Starbucks Outlines AI-Powered Expansion of Walk-Thru Stores

Deep Brew, the company's proprietary AI, will leverage predictive ordering to expedite order-ahead rollout in walk-thru stores.

Need to Know

  • Starbucks plans to use insights from Deep Brew, its in-house AI tool, to guide its future plans and expansion.
  • Deep Brew will also be leveraged for predictive ordering, to guide return customers towards menu items they may enjoy based on previous orders.
  • The company anticipates it will expand to 55,000 locations globally by fiscal 2030, with an emphasis on drive-thru stores in suburbs and “walk-thru” locations in urban centers.


Starbucks is continuing to tailor its expansion to the COVID-19 pandemic, with CEO Kevin Johnson revealing on Wednesday during an investor day that the coffee chain expects it will grow to 55,000 locations globally by fiscal 2030.

Much of Starbucks’ future growth will hinge on the launch of Deep Brew, the company’s proprietary AI, which will influence Starbucks’ operations from staffing and scheduling to inventory management and predictive ordering for customers. Deep Brew has been a priority for Starbucks throughout 2020, as the company fine-tuned its focus on digital operations, even pre-pandemic. Deep Brew currently runs calculations on inventory levels, and predicts how many baristas are needed on staff every 30 minutes of the day, among other tasks. According to Johnson, reallocating these tasks from human employees to machine learning means staff can spend more time meaningfully interacting with customers.

“In the future, customers will receive even more suggestions, like how to make their drinks perfect for them and recommendations that help us manage inventory and improve speed of service leaving more time for our baristas to do what they do best, connect with customers,” Johnson said of the integration of Deep Brew, “This is where art and science come together so perfectly.”

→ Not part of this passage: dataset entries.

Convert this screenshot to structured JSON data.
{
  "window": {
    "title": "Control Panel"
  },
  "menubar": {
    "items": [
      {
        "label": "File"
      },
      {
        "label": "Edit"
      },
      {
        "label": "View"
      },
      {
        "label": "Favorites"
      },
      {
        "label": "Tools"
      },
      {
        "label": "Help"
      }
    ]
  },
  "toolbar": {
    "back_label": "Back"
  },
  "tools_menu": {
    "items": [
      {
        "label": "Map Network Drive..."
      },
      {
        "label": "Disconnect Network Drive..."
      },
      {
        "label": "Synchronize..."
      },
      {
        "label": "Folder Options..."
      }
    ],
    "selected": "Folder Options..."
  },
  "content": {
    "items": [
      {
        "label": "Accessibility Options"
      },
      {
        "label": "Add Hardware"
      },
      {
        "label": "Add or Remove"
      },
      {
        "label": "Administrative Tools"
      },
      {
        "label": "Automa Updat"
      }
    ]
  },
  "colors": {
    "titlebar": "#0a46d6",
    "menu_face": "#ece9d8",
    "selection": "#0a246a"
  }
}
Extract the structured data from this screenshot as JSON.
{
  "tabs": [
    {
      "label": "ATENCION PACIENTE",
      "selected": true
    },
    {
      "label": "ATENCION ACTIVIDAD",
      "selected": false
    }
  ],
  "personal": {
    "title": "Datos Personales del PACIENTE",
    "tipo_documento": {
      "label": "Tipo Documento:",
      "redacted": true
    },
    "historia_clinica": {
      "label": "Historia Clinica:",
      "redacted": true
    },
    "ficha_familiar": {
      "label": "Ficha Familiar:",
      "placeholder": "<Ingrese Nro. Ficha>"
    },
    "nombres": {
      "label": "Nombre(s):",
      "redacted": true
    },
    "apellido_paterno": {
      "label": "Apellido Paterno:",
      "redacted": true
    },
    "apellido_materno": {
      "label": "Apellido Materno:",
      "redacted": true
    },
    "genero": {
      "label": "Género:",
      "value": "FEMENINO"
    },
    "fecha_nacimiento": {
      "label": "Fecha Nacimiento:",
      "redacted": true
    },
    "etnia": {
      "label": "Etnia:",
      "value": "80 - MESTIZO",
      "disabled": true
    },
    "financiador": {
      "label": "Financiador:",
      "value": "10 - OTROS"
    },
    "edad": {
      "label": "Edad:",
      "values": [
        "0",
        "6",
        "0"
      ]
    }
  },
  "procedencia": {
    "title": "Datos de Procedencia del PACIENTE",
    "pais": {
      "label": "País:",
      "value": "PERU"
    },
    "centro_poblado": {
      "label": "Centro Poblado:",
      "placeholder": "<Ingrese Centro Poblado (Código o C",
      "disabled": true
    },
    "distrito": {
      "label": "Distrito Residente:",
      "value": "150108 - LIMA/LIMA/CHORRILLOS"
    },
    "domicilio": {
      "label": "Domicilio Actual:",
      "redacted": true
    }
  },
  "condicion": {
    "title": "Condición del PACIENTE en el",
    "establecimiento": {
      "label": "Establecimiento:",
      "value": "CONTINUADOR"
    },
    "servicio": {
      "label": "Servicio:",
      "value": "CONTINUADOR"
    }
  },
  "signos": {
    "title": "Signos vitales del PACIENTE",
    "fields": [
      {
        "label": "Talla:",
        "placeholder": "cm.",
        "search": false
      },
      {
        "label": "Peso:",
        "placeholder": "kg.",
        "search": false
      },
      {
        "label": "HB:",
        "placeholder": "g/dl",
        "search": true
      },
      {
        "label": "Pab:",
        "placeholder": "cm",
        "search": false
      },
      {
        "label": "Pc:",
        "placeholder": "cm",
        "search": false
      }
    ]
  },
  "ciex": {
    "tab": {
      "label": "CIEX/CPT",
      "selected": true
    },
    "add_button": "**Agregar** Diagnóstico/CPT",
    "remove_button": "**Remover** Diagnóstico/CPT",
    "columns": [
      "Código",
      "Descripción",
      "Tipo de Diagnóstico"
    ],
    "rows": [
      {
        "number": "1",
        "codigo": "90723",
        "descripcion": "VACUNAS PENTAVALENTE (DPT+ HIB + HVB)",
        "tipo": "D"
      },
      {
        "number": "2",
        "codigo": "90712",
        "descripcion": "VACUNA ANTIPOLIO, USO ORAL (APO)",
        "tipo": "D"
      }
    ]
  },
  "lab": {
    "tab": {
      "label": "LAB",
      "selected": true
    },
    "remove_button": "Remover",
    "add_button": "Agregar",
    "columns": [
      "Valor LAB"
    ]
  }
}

Deep Brew can also be used to recommend opening strategies after a COVID-19 vaccine becomes widely available; this, Johnson said, may help Starbucks continue to “navigate through the virus.”

Starbucks has prioritized digital growth throughout 2020, having leveraged its digital properties when reopening many physical storefronts in the spring. Thanks in part to an expansion of payment and rewards options, the company’s Starbucks Rewards app currently has 19.3 million active members in the U.S., with those members accounting for almost 50% of the company’s revenue, and almost a quarter of Starbucks transactions coming from order-ahead mobile orders. Starbucks has “high ambitions for growth” to its Rewards program, Johnson said.

In addition to focusing on digital, Starbucks is approaching its physical expansion strategically: more walk-through restaurants, called Starbucks Pickup, will open in urban centres, while the company will continue to open drive-thru locations in the suburbs. Starbucks anticipates it will increase the number of physical locations it currently operates by 70% in the next ten years, projecting it will expand to 55,000 stores by fiscal 2030. CFO Pat Grismer noted that this expansion is “a level that is currently unmatched by any other single food and beverage retail concept, fuelled by unparalleled brand appeal globally and strong unit-level economics.”

The company has also renewed its commitment to environmentalism, announcing that it will be making a $50 million Investment in The Global Farmer Fund, and revealing a goal to offset 50% of company-operated production sites and electricity consumption in the US by 2022 through a purchase agreement with a solar farm in Virginia. And, in keeping with current food and beverage trends, the company will make oat milk available in all stores across the US in 2021.